Alberta sheds 15,000 jobs in October
By RICHARD LIEBRECHT, SUN MEDIA
Sunday, November 8, 2009
Last Updated: 7th November 2009, 4:59am
Alberta is scraping the bottom of the employment barrel, posting the some of the worst job numbers of all provinces in nationwide stats released yesterday.
The province lost 15,000 jobs last month, pushing the unemployment rate up 0.4 percentage points to 7.5%, according to Statistics Canada.
Since October 2008, Alberta's employment rate has fallen by 3.3%, the steepest rate of decline among all the provinces, says the federal agency. Over the year, 68,000 jobs were lost.
Back in February. Finance Minister Iris Evans predicted only 15,000 jobs lost for the entire year.
“They really don't know what's going on,” said NDP labour critic Rachel Notley.
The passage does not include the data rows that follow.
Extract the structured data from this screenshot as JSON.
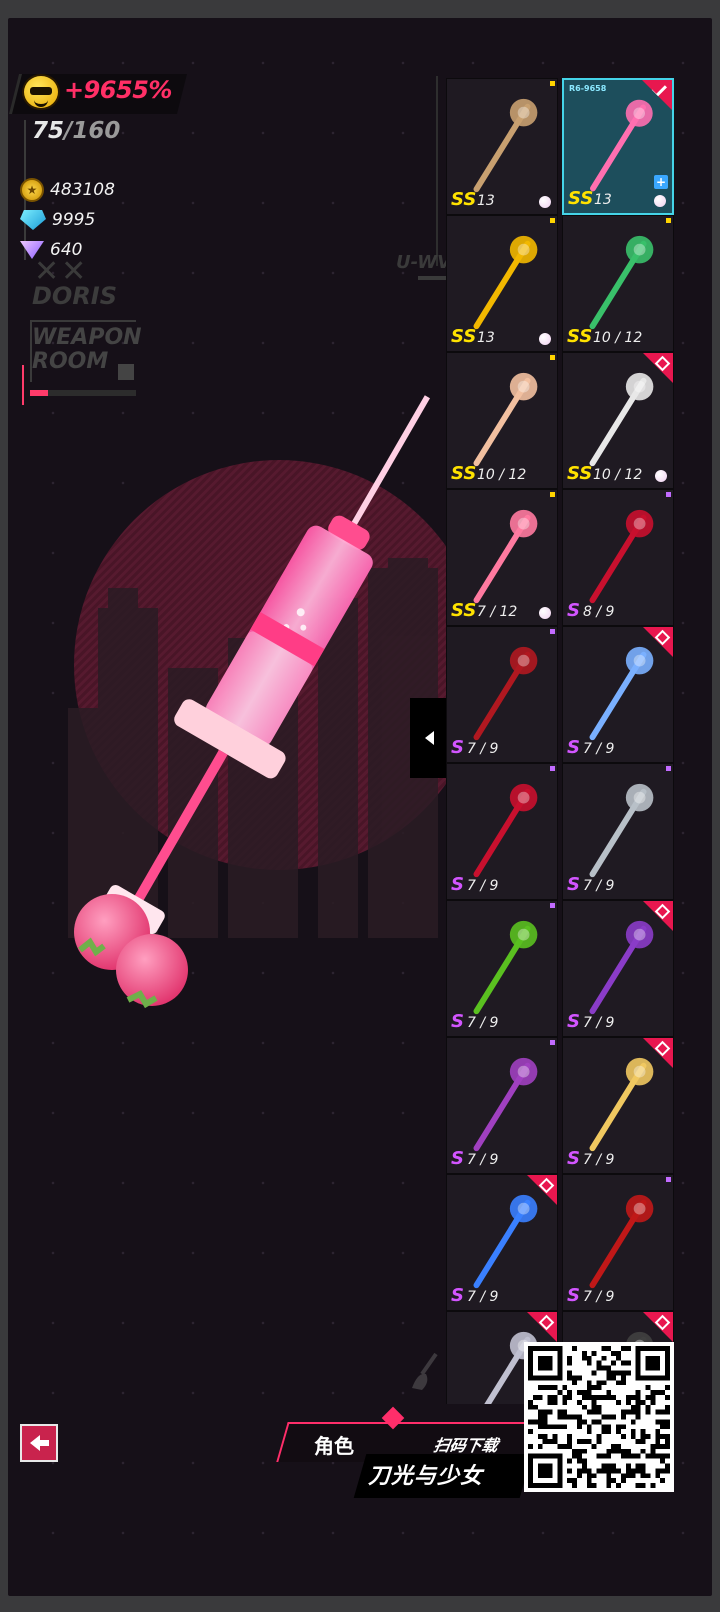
{
  "hud": {
    "score": "+9655%",
    "capacity_current": "75",
    "capacity_sep": "/",
    "capacity_max": "160",
    "gold": "483108",
    "diamonds": "9995",
    "crystals": "640"
  },
  "decor": {
    "xx": "✕✕",
    "doris": "DORIS",
    "weapon_room_line1": "WEAPON",
    "weapon_room_line2": "ROOM",
    "uwv": "U-WV"
  },
  "colors": {
    "accent": "#ff2e6a",
    "rank_ss": "#ffe200",
    "rank_s": "#d255ff",
    "selected": "#45d4e8"
  },
  "weapons": [
    {
      "name": "card-weapon",
      "rank": "SS",
      "level": "13",
      "marker": "dot-y",
      "pearl": true,
      "icon": "playing-card-icon"
    },
    {
      "name": "syringe-weapon",
      "rank": "SS",
      "level": "13",
      "selected": true,
      "code": "R6-9658",
      "check": true,
      "pearl": true,
      "plus": true,
      "icon": "syringe-icon"
    },
    {
      "name": "bell-weapon",
      "rank": "SS",
      "level": "13",
      "marker": "dot-y",
      "pearl": true,
      "icon": "bell-icon"
    },
    {
      "name": "vine-sword-weapon",
      "rank": "SS",
      "level": "10 / 12",
      "marker": "dot-y",
      "icon": "vine-sword-icon"
    },
    {
      "name": "doll-club-weapon",
      "rank": "SS",
      "level": "10 / 12",
      "marker": "dot-y",
      "icon": "doll-club-icon"
    },
    {
      "name": "axe-weapon",
      "rank": "SS",
      "level": "10 / 12",
      "tag": true,
      "pearl": true,
      "icon": "axe-icon"
    },
    {
      "name": "plunger-weapon",
      "rank": "SS",
      "level": "7 / 12",
      "marker": "dot-y",
      "pearl": true,
      "icon": "plunger-icon"
    },
    {
      "name": "scythe-weapon",
      "rank": "S",
      "level": "8 / 9",
      "marker": "dot-p",
      "icon": "scythe-icon"
    },
    {
      "name": "spiked-mace-weapon",
      "rank": "S",
      "level": "7 / 9",
      "marker": "dot-p",
      "icon": "spiked-mace-icon"
    },
    {
      "name": "phone-staff-weapon",
      "rank": "S",
      "level": "7 / 9",
      "tag": true,
      "icon": "phone-staff-icon"
    },
    {
      "name": "red-staff-weapon",
      "rank": "S",
      "level": "7 / 9",
      "marker": "dot-p",
      "icon": "red-staff-icon"
    },
    {
      "name": "skull-scepter-weapon",
      "rank": "S",
      "level": "7 / 9",
      "marker": "dot-p",
      "icon": "skull-scepter-icon"
    },
    {
      "name": "green-wand-weapon",
      "rank": "S",
      "level": "7 / 9",
      "marker": "dot-p",
      "icon": "green-wand-icon"
    },
    {
      "name": "purple-eye-weapon",
      "rank": "S",
      "level": "7 / 9",
      "tag": true,
      "icon": "purple-eye-icon"
    },
    {
      "name": "heart-eye-wand-weapon",
      "rank": "S",
      "level": "7 / 9",
      "marker": "dot-p",
      "icon": "heart-eye-wand-icon"
    },
    {
      "name": "unicorn-staff-weapon",
      "rank": "S",
      "level": "7 / 9",
      "tag": true,
      "icon": "unicorn-staff-icon"
    },
    {
      "name": "eye-spear-weapon",
      "rank": "S",
      "level": "7 / 9",
      "tag": true,
      "icon": "eye-spear-icon"
    },
    {
      "name": "red-greatsword-weapon",
      "rank": "S",
      "level": "7 / 9",
      "marker": "dot-p",
      "icon": "red-greatsword-icon"
    },
    {
      "name": "bone-staff-weapon",
      "rank": "",
      "level": "",
      "tag": true,
      "icon": "bone-staff-icon"
    },
    {
      "name": "dark-weapon",
      "rank": "",
      "level": "",
      "tag": true,
      "icon": "dark-weapon-icon"
    }
  ],
  "bottom": {
    "tab_label": "角色",
    "scan_text": "扫码下载",
    "game_name": "刀光与少女"
  }
}
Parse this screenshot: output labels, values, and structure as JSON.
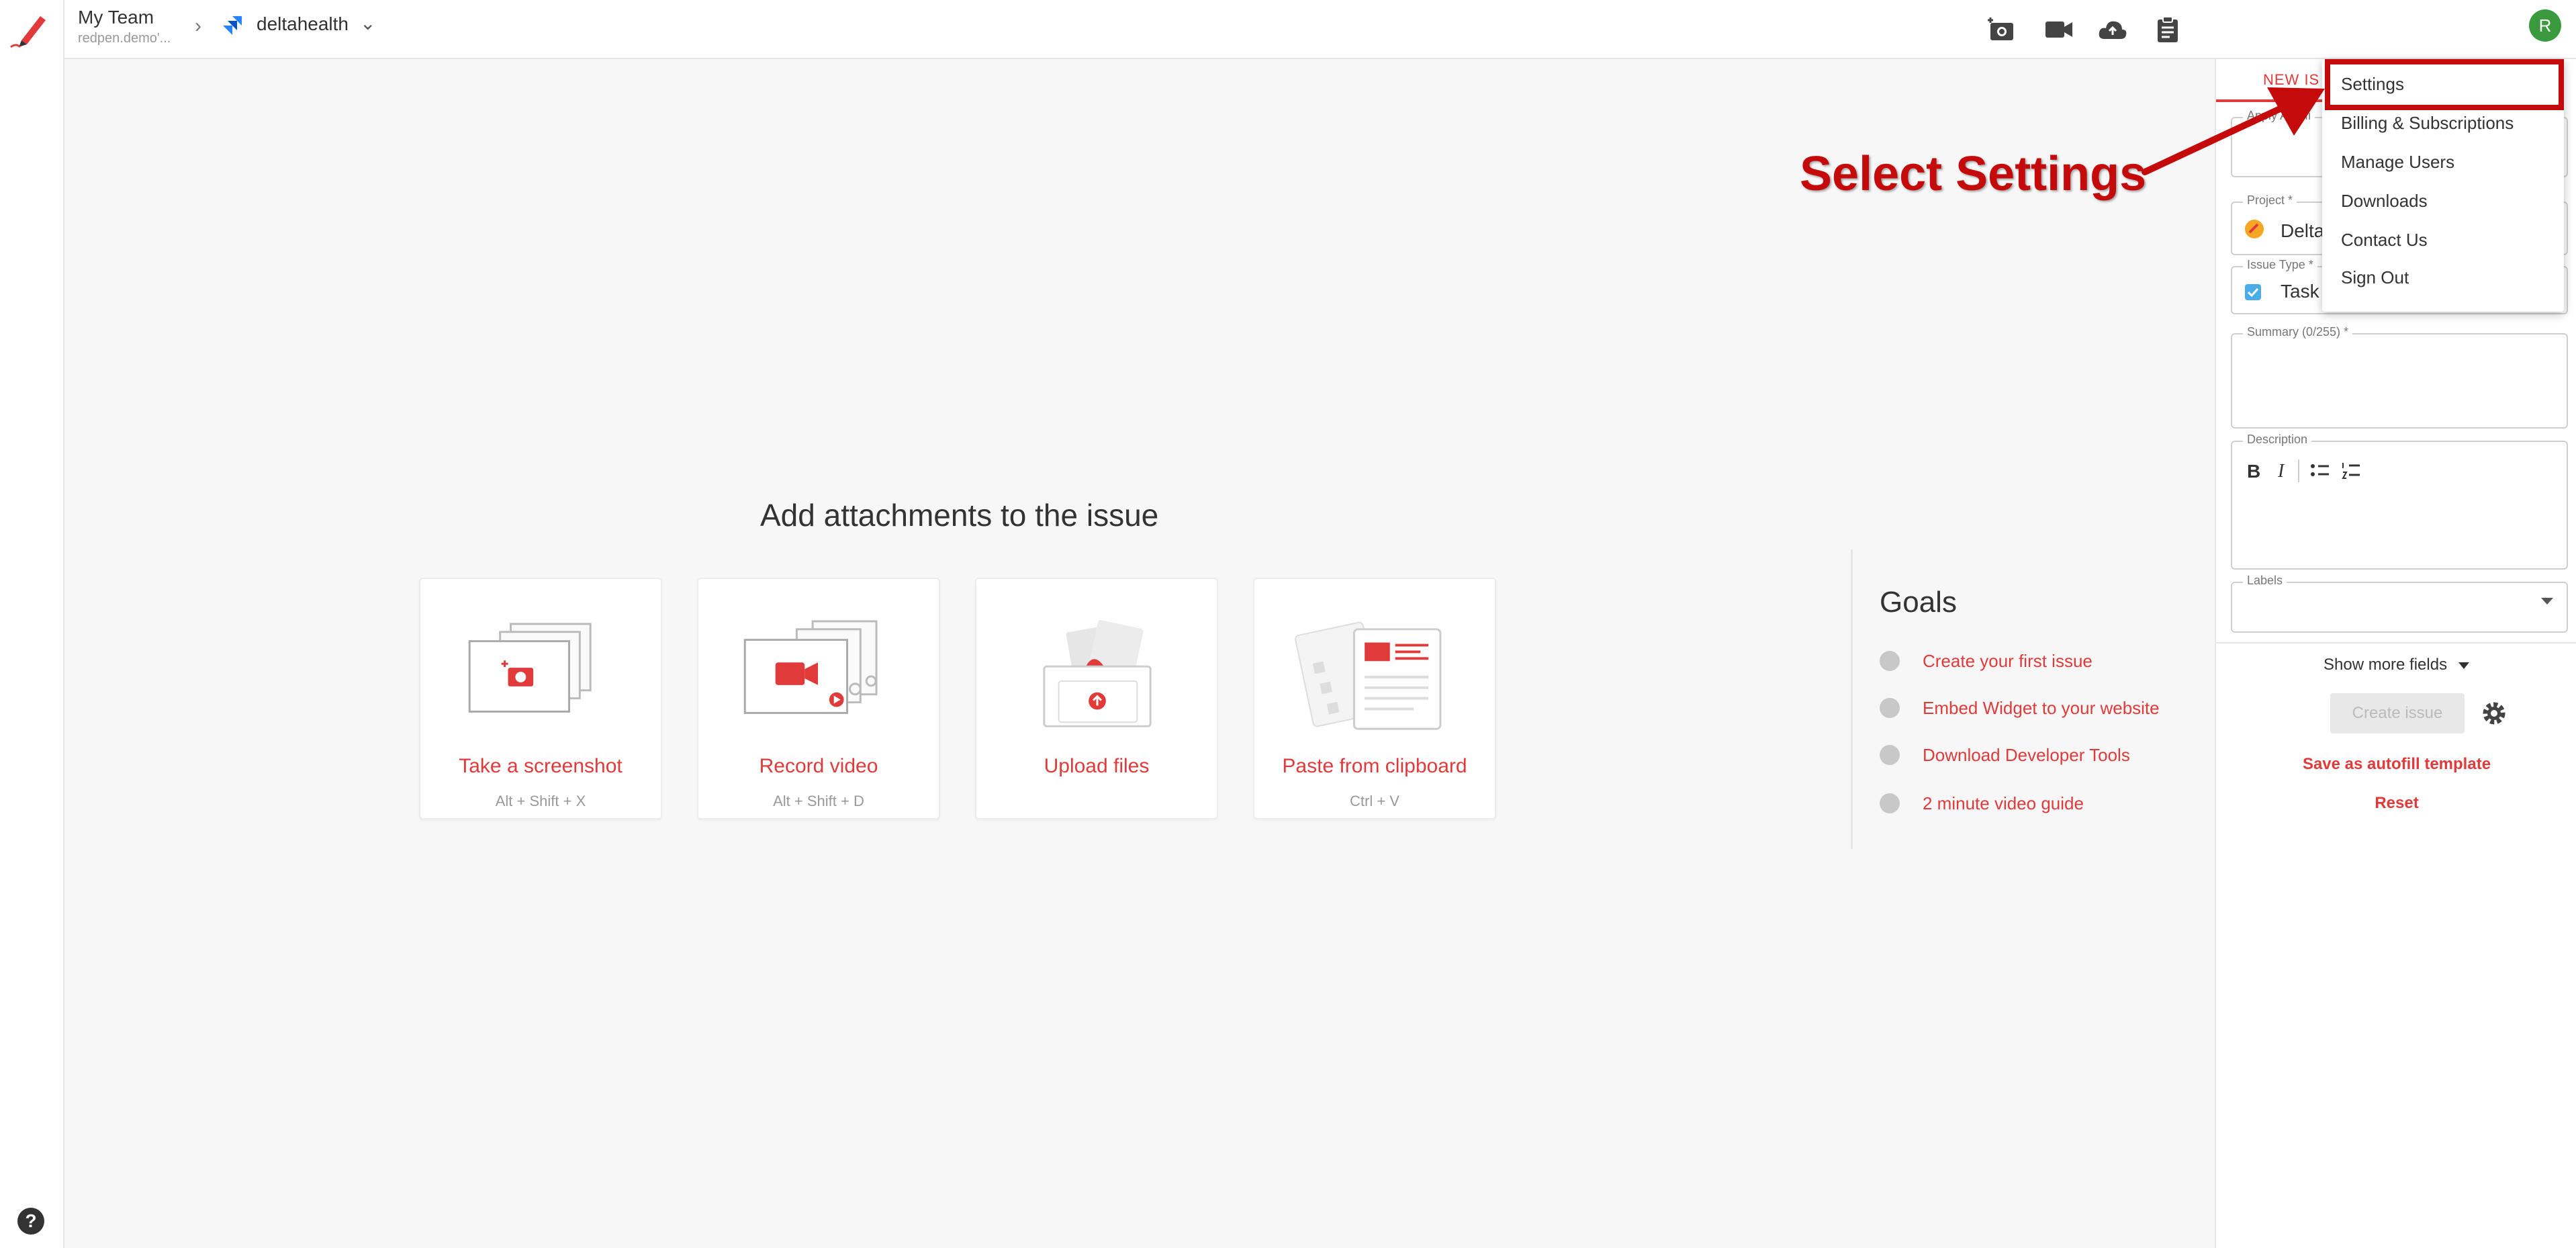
{
  "header": {
    "team_name": "My Team",
    "team_url": "redpen.demo'...",
    "project_name": "deltahealth",
    "avatar_initial": "R"
  },
  "main": {
    "title": "Add attachments to the issue",
    "cards": [
      {
        "label": "Take a screenshot",
        "hint": "Alt + Shift + X",
        "icon": "screenshot-icon"
      },
      {
        "label": "Record video",
        "hint": "Alt + Shift + D",
        "icon": "video-icon"
      },
      {
        "label": "Upload files",
        "hint": "",
        "icon": "upload-icon"
      },
      {
        "label": "Paste from clipboard",
        "hint": "Ctrl + V",
        "icon": "clipboard-icon"
      }
    ]
  },
  "goals": {
    "title": "Goals",
    "items": [
      "Create your first issue",
      "Embed Widget to your website",
      "Download Developer Tools",
      "2 minute video guide"
    ]
  },
  "panel": {
    "tab": "NEW IS",
    "autofill_label": "Apply Autofi",
    "project_label": "Project *",
    "project_value": "Delta",
    "issue_type_label": "Issue Type *",
    "issue_type_value": "Task",
    "summary_label": "Summary (0/255) *",
    "description_label": "Description",
    "bold": "B",
    "italic": "I",
    "labels_label": "Labels",
    "show_more": "Show more fields",
    "create_button": "Create issue",
    "save_autofill": "Save as autofill template",
    "reset": "Reset"
  },
  "menu": {
    "items": [
      "Settings",
      "Billing & Subscriptions",
      "Manage Users",
      "Downloads",
      "Contact Us",
      "Sign Out"
    ]
  },
  "annotation": {
    "text": "Select Settings"
  },
  "colors": {
    "accent": "#e03a3a",
    "annotation": "#c40a0a",
    "avatar": "#3a9b3e"
  }
}
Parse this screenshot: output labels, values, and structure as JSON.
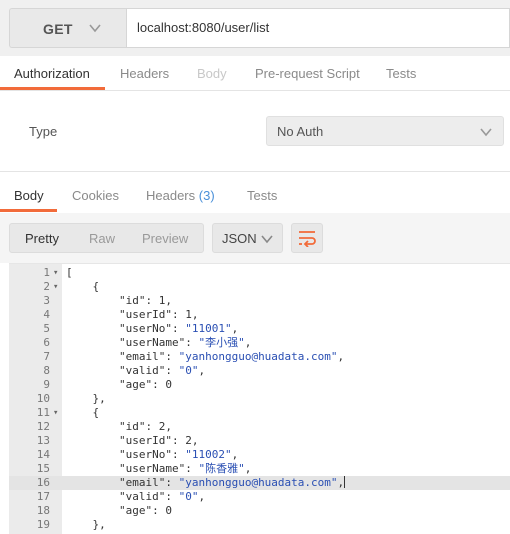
{
  "request": {
    "method": "GET",
    "url": "localhost:8080/user/list"
  },
  "request_tabs": [
    {
      "label": "Authorization",
      "state": "active"
    },
    {
      "label": "Headers",
      "state": "normal"
    },
    {
      "label": "Body",
      "state": "disabled"
    },
    {
      "label": "Pre-request Script",
      "state": "normal"
    },
    {
      "label": "Tests",
      "state": "normal"
    }
  ],
  "auth": {
    "type_label": "Type",
    "selected": "No Auth"
  },
  "response_tabs": {
    "body": "Body",
    "cookies": "Cookies",
    "headers": "Headers",
    "headers_count": "(3)",
    "tests": "Tests"
  },
  "view_modes": {
    "pretty": "Pretty",
    "raw": "Raw",
    "preview": "Preview",
    "active": "Pretty"
  },
  "format": "JSON",
  "code_lines": [
    {
      "n": "1",
      "fold": true,
      "text": "["
    },
    {
      "n": "2",
      "fold": true,
      "text": "    {"
    },
    {
      "n": "3",
      "fold": false,
      "text": "        \"id\": 1,"
    },
    {
      "n": "4",
      "fold": false,
      "text": "        \"userId\": 1,"
    },
    {
      "n": "5",
      "fold": false,
      "text": "        \"userNo\": \"11001\","
    },
    {
      "n": "6",
      "fold": false,
      "text": "        \"userName\": \"李小强\","
    },
    {
      "n": "7",
      "fold": false,
      "text": "        \"email\": \"yanhongguo@huadata.com\","
    },
    {
      "n": "8",
      "fold": false,
      "text": "        \"valid\": \"0\","
    },
    {
      "n": "9",
      "fold": false,
      "text": "        \"age\": 0"
    },
    {
      "n": "10",
      "fold": false,
      "text": "    },"
    },
    {
      "n": "11",
      "fold": true,
      "text": "    {"
    },
    {
      "n": "12",
      "fold": false,
      "text": "        \"id\": 2,"
    },
    {
      "n": "13",
      "fold": false,
      "text": "        \"userId\": 2,"
    },
    {
      "n": "14",
      "fold": false,
      "text": "        \"userNo\": \"11002\","
    },
    {
      "n": "15",
      "fold": false,
      "text": "        \"userName\": \"陈香雅\","
    },
    {
      "n": "16",
      "fold": false,
      "text": "        \"email\": \"yanhongguo@huadata.com\",",
      "highlight": true
    },
    {
      "n": "17",
      "fold": false,
      "text": "        \"valid\": \"0\","
    },
    {
      "n": "18",
      "fold": false,
      "text": "        \"age\": 0"
    },
    {
      "n": "19",
      "fold": false,
      "text": "    },"
    }
  ],
  "colors": {
    "accent": "#f26b3a",
    "string": "#2a4fb3",
    "count": "#4a90d9"
  }
}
It seems the dive has dragged down oil and gas workers and young people in particular. Natural resource sectors, including mining, forestry and oil and gas, shed 1,500 jobs last month alone, and 20,000 since October 2008.
Some service sectors, including trade, transportation and education, posted month-to-month job gains in the thousands.
The natural-gas reliant northwest region of the province, including Grande Prairie, is facing a 9.1% unemployment rate, the highest of all provincial regions marked in detailed provincial numbers released by Alberta Employment and Immigration.
Edmonton is second-worst off, with 7.8% unemployment.
Males 15 to 24 are suffering by far the worst unemployment of all in the province — 15.5%. That's more than double the rate for adults over 25.
That may be an echo of boom times, said Liberal labour critic Hugh MacDonald, when thousands of youth skipped schooling to take lucrative jobs in natural resource industries. Those jobs are now drying up.
“We have to encourage them to go back to school and get retraining, and hopefully a permanent job,” he said. The numbers show the recession “certainly isn't over,” he said.
Natural gas prices are largely to blame for the province's spiralling job performance.
“Most governments in the developed world have invested in pretty significant stimulus programs. Here in Alberta, we haven't done that,” Notley said. More public-sector jobs would keep Albertans working through the downturn, she said.
Canada's unemployment rate sits at 8.6%.